Corn fields in northern Illinois are close to peaking in growth, with tassels showing beginning to emerge. It is remarkable that these field showed only small seedlings a few months ago. We are observing the result of light energy being transformed into chemical energy in the chloroplasts within leaf cells. That energy bonding carbon dioxide molecules to hydrogen atoms derived from water molecules formed glucose, some of which was moved to mitochondria within the cells. Respiration in the mitochondria transformed the bonding energy within glucose to form ATP molecules as an energy source for other cellular activity and growth. New cells, originating from the cell division at growing points, elongated due to turgor pressure caused by movement of water molecules and osmosis.
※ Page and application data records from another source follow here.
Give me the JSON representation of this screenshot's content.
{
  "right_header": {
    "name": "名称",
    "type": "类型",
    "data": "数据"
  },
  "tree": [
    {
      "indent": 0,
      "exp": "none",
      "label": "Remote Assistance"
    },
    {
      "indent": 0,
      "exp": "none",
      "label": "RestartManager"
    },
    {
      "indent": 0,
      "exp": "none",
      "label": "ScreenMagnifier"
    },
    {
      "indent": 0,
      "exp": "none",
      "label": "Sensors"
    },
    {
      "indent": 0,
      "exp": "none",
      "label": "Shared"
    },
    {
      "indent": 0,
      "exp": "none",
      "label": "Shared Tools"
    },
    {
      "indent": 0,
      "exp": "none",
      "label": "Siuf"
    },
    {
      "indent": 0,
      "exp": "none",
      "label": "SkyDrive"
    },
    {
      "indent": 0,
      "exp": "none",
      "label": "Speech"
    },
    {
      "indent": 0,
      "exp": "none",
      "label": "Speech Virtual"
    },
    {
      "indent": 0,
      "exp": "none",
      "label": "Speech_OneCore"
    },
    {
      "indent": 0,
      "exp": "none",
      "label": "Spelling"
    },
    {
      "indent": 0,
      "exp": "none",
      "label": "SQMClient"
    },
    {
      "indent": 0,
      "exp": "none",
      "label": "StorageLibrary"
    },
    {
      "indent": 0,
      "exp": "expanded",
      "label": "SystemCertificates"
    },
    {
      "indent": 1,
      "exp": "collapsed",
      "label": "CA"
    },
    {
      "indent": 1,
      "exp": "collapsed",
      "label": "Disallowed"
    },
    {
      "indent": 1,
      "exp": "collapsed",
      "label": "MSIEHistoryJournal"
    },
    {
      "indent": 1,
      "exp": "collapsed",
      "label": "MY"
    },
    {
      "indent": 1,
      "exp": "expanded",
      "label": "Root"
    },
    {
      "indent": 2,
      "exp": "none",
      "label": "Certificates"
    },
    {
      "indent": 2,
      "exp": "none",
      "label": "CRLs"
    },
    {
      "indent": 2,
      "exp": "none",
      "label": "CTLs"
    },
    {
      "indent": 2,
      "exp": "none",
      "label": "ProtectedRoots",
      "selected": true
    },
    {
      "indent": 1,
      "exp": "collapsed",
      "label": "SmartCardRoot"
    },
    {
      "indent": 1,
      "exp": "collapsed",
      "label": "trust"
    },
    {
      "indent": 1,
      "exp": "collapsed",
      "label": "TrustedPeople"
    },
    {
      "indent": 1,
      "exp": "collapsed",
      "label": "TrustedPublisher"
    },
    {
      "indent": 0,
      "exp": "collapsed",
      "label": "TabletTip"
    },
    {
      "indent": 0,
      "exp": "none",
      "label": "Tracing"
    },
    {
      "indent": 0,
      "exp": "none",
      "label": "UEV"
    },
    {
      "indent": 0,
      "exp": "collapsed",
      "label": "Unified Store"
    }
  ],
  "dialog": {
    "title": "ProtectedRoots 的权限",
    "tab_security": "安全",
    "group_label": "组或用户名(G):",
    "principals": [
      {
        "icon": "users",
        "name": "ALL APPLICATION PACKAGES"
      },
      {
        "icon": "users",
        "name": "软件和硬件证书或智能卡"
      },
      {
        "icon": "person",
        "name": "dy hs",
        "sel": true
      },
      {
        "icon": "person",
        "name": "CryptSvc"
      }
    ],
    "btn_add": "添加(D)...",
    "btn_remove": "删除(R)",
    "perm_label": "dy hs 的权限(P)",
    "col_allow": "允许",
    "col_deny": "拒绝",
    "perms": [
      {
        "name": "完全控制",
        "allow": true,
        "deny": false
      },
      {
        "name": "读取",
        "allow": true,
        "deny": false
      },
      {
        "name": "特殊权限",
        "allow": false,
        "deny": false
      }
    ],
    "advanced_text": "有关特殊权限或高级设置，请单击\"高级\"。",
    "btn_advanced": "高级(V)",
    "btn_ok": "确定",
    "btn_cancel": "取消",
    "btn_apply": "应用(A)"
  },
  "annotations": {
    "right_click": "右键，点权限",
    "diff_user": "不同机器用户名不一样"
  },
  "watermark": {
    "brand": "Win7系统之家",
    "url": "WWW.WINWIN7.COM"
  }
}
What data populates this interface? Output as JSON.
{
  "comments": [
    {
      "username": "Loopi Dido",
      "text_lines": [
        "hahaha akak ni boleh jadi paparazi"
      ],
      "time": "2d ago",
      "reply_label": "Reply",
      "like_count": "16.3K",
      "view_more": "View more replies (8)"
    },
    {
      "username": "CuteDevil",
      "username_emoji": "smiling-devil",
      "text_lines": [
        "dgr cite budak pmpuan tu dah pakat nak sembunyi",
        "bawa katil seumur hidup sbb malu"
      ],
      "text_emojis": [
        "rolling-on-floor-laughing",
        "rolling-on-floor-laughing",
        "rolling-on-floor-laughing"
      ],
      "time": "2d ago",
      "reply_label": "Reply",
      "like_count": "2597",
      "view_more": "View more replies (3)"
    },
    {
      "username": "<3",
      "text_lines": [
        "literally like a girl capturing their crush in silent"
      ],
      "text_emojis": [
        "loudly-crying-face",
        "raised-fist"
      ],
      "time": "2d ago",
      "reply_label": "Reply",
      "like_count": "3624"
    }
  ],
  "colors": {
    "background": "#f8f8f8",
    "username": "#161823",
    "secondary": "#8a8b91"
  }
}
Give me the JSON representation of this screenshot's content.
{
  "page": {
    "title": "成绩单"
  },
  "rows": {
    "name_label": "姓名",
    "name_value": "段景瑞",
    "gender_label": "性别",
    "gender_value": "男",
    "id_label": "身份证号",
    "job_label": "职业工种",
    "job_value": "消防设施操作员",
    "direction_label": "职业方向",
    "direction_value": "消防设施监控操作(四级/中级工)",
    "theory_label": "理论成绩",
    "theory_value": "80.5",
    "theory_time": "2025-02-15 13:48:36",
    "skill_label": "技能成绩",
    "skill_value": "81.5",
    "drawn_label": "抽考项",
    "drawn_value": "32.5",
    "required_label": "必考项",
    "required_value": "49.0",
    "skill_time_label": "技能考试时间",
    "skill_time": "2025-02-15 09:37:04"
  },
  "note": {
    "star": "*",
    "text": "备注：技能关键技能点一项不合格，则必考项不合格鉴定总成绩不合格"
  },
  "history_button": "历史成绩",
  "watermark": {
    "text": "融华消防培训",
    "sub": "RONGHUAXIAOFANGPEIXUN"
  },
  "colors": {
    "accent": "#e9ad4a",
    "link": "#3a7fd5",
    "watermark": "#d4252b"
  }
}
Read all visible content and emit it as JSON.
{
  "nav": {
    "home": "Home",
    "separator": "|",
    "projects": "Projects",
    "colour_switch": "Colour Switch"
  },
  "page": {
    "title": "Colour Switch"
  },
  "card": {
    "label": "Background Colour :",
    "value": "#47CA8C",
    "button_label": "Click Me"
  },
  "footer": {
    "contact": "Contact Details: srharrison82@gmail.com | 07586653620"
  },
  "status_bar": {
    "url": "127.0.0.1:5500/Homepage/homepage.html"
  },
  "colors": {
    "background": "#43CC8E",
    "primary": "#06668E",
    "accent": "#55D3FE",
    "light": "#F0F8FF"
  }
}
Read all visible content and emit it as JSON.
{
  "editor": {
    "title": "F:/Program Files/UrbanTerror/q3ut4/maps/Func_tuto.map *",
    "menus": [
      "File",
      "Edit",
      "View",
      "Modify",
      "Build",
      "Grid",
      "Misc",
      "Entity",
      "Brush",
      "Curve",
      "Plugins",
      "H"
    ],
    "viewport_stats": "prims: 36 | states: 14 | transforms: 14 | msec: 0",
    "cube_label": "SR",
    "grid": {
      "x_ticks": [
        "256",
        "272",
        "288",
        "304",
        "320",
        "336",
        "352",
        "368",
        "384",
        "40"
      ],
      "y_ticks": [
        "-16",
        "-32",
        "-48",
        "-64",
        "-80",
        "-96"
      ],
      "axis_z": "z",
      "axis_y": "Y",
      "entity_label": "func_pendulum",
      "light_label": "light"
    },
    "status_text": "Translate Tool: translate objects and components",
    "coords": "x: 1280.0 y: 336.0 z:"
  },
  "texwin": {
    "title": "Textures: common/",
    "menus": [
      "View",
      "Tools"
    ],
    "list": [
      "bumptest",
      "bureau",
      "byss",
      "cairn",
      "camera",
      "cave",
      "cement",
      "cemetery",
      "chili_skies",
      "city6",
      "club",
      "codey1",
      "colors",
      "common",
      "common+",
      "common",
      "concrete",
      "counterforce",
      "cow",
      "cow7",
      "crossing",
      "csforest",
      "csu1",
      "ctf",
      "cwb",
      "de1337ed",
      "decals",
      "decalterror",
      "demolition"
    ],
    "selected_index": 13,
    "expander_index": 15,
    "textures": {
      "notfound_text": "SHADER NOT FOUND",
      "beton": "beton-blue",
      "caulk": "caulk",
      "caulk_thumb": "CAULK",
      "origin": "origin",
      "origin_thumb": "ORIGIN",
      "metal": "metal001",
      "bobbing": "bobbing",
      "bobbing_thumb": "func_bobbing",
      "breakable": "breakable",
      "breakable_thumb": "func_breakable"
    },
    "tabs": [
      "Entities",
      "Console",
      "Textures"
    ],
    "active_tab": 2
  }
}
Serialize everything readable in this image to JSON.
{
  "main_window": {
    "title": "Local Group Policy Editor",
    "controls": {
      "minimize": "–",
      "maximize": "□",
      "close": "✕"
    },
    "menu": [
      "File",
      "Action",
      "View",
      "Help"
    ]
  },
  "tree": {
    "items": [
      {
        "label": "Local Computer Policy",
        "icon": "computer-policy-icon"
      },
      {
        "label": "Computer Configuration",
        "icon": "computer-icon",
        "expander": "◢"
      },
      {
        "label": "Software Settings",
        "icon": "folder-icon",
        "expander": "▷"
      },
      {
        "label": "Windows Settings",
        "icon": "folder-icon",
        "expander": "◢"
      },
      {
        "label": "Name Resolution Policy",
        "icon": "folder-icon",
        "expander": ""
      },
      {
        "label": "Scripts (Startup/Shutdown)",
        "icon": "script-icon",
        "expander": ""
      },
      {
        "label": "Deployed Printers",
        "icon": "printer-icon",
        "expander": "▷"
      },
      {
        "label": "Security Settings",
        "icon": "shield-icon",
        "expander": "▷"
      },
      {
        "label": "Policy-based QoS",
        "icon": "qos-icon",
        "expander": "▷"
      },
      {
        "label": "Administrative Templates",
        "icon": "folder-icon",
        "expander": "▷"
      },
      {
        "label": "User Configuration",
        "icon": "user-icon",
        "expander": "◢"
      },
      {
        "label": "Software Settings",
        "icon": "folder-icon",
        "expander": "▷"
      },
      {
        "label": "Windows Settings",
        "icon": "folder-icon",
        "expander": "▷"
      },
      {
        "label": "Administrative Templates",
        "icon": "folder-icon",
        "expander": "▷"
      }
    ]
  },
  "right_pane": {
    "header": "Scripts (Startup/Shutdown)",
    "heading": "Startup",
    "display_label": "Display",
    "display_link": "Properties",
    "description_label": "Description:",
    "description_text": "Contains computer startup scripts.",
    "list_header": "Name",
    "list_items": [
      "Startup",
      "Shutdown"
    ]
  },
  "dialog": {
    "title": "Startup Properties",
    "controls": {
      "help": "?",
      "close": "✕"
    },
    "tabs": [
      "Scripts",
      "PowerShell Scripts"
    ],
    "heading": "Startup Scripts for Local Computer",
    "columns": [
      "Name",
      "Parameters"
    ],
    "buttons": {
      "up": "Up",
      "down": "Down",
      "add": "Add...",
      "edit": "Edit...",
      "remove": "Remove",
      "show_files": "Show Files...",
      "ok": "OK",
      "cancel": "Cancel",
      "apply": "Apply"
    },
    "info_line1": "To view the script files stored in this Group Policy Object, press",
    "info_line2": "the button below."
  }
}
Glucose molecules eventually were chemically hooked together as specific enzymes changed their structures, causing hydrogen bonding to be shared by the molecules. Hundreds of them formed a solid wall of cellulose surrounding the cells. Cellulose is the most common polysaccharide in cell walls but other modifications of the linking the carbon, hydrogen and oxygen atoms form other strengthening compounds such as hemicellulose, lignin and pectin. The ratio of these molecules varies among tissues affecting their function. Each varies in ultimate strength and digestibility. All contribute to the rapid growth that we witness in a corn plant at this time of the season.
Each step of synthesis, beginning with photosynthesis, is dependent upon specific enzymes and energy. Enzymes are proteins, strings of amino acids attached in the ribosomes of cells. Twenty amino acids have been identified, based on their arrangement of hydrogen, carbon, oxygen and nitrogen atoms. The arrangement is dictated by the DNA code of the cell nucleus. Each of the 4 nucleic acids in the chromosome, when transcribed into RNA at the appropriate time, is carried to the ribosome where the appropriate amino acid is attached to the next one according to the arrangement of the code. That arrangement of amino acids affects the specific enzymatic action of the protein participating in synthetic reactions within cells, including formation of cellulose chains.
That rapid growth of corn plants is the result of external factors such as light, water and fertilizer but it is also interactions within each cell as influenced by the genetics. One summary of cellulose synthesis and regulation can be found on this online publication by the American Society of Plant Biologists https://www.ncbi.nlm.nih.gov/pmc/articles/PMC3894906/
About Corn Journal
The purpose of this blog is to share perspectives of the biology of corn, its seed and diseases in a mix of technical and not so technical terms with all who are interested in this major crop. With more technical references to any of the topics easily available on the web with a search of key words, the blog will rarely cite references but will attempt to be accurate. Comments are welcome but will be screened before publishing. Comments and questions directed to the author by emails are encouraged.